Gather the lines below that include the string "title", copying each in full.

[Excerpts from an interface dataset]
--- --- ---

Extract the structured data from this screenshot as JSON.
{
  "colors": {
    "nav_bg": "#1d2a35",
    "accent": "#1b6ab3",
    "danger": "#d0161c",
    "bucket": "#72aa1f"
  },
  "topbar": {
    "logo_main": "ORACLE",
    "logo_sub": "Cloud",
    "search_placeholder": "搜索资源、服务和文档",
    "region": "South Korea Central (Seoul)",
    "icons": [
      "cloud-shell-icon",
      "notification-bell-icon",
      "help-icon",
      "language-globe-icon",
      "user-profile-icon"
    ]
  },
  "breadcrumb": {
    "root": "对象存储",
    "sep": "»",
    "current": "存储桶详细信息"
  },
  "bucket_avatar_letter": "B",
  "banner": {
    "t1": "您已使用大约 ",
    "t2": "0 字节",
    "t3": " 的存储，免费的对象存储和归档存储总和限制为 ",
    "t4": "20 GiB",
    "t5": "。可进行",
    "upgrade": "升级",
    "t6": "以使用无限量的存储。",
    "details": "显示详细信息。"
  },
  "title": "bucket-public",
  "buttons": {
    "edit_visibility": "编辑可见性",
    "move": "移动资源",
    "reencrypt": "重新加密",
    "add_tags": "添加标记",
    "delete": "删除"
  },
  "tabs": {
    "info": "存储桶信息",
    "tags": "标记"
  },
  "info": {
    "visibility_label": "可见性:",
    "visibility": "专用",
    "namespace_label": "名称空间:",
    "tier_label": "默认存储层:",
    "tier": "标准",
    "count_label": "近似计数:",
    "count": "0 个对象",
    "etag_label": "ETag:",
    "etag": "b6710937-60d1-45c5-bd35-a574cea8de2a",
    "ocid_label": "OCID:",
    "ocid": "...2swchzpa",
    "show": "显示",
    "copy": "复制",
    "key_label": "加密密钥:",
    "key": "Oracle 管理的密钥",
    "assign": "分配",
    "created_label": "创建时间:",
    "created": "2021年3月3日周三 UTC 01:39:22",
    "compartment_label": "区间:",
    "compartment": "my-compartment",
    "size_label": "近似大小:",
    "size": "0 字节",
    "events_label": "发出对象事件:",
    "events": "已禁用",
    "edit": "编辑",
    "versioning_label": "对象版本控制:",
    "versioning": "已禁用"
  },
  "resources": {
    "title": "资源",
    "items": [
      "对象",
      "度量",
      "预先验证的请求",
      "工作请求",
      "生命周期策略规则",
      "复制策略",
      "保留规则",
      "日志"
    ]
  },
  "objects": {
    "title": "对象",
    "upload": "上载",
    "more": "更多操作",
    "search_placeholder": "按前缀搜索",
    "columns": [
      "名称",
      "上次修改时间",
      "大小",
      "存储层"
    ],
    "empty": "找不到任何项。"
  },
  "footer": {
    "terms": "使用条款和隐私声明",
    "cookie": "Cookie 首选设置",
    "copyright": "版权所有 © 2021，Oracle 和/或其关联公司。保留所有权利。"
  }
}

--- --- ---

■ RESULT:
  "title": "bucket-public",
    "title": "资源",
    "title": "对象",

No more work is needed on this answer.